solids. However, the extent of adsorption of a gas on the surface of a solid
depends upon the following factors :
(i) Nature and surface area of the adsorbent
(ii) Nature of
the adsorbed gas
of the gas
Let us now discuss these factors briefly.
Different solids would adsorb different amounts of
the same gas even under similar conditions. Substances like charcoal and silica
gel are excellent adsorbents. The substances that are porous in nature and have
rough surfaces are better adsorbents.
The extent of adsorption also depends upon the surface
area of the solid. Greater the surface area, more is the surface available for
adsorption and greater is the adsorption. The surface area depends upon the
particle size of the substance. A cube of each side equal to 1cm has six faces.
Each of them is a square with surface area of 1cm2. Thus, the total
surface area of this cube is 6 cm2 Fig. 17.3 (a). If its each side
is divided into two equal halves, ½ cm long, and the cube is divided into two
equal halves, ½ cm long, and the cube is cut along the lines indicated in the
Fig (b), the cube would be divided into 8 smaller cubes with each side 0.5 cm
long [Fig. 17.3 (b)]. Surface area of each small cube would be (6 ´ 0.5 ´ 0.5) = 1.5 cm2 and
the total surface area of all the 8 smaller cubes would be 12 cm2
which is double the surface area of the original cube. If it is subdivided into
smaller cubes, each of side equal to 1 ´ 10–6
cm the surface area will increase to 6 ´ 106
cm2 or 600 m2. The increase in surface area would result
in greater adsorption.
Now we can explain why the solids that are porous
in nature and have rough surfaces are better adsorbents. It is so because each
of these features increases the surface area.
The extent of adsorption also depends upon the
nature of the gas. The gases which are more easily liquifiable or are more
soluble in water are more readily adsorbed than others. For example, under
similar conditions, the amount of SO2 or NH3 adsorbed by
charcoal is much more than that of H2 or O2 gases. It is
because the intermolecular forces are stronger in more easily liquifiable
gases, therefore, they get adsorbed more strongly.
The extent of adsorption decreases with rise in
temperature. For example, under one atmosphere pressure, one gram of charcoal
adsorbs about 10 cm3 of N2 gas at 272 K, 20 cm3
at 248 K and 45 cm3 at 195 K.
is an exothermic process. The change in enthalpy when one mole of a substance
is adsorbed, is called enthalpy of
adsorption. The adsorption process is similar to the condensation process. The reverse process is called
desorption and is endothermic in nature. It is similar to
the evaporation process. When a gas is kept in contact with a solid adsorbent in a closed container, a dynamic
equilibrium is established in due course of time.
gas adsorbate + solid adsorbent ↔ gas adsorbed on the solid + heat
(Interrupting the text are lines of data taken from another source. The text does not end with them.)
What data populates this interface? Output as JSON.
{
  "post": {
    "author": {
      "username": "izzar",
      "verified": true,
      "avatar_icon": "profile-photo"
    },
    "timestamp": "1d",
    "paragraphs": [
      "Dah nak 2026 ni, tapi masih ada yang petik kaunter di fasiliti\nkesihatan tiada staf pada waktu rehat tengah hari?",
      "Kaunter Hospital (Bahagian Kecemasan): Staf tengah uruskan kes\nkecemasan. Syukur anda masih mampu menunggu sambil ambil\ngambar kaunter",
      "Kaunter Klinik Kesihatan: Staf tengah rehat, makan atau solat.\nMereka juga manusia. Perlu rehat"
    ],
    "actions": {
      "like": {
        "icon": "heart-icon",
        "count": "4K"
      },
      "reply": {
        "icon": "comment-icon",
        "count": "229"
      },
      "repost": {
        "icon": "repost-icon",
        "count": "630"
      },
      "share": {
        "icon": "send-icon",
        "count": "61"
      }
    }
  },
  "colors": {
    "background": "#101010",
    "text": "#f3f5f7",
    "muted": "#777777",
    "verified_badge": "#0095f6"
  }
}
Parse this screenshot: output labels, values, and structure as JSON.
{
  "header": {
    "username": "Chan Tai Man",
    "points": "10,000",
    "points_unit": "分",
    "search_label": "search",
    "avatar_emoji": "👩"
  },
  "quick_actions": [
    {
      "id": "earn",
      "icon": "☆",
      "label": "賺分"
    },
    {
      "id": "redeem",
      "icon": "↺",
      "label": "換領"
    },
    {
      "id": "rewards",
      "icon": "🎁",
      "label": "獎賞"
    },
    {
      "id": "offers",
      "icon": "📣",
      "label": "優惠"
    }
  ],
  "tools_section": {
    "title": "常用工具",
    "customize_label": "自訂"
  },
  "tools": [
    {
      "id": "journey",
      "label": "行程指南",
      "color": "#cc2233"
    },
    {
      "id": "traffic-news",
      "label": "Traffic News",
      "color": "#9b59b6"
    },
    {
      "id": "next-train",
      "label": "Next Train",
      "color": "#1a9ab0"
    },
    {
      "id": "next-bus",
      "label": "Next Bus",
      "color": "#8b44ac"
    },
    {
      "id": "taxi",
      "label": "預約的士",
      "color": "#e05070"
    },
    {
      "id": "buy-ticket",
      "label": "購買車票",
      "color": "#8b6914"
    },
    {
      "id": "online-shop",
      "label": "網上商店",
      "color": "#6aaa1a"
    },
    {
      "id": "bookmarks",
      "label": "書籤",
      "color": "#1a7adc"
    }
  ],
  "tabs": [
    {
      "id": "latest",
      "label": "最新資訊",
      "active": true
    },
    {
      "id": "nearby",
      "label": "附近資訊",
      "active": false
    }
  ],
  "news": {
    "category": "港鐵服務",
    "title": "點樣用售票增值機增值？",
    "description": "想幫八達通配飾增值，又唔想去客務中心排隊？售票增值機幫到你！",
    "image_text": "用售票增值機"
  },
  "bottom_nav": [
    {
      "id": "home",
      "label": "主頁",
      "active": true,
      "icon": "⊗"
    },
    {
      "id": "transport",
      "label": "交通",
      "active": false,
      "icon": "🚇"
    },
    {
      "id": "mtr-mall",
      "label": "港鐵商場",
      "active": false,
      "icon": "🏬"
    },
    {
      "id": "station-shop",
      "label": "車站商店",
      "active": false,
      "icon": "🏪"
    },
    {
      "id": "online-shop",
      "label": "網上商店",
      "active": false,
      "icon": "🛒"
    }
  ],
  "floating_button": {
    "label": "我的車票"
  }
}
Since the forward process (adsorption) is
exothermic in nature, according to the Le Chatelier's principle, it would be
favoured at low temperature. Therefore, the extent of adsorption would increase
on decreasing the temperature and would decrease on increasing the temperature.
At a constant temperature the extent of adsorption
increases with increase in the pressure of the gas (adsorbate). We shall study
the relation between the two in detail a little later.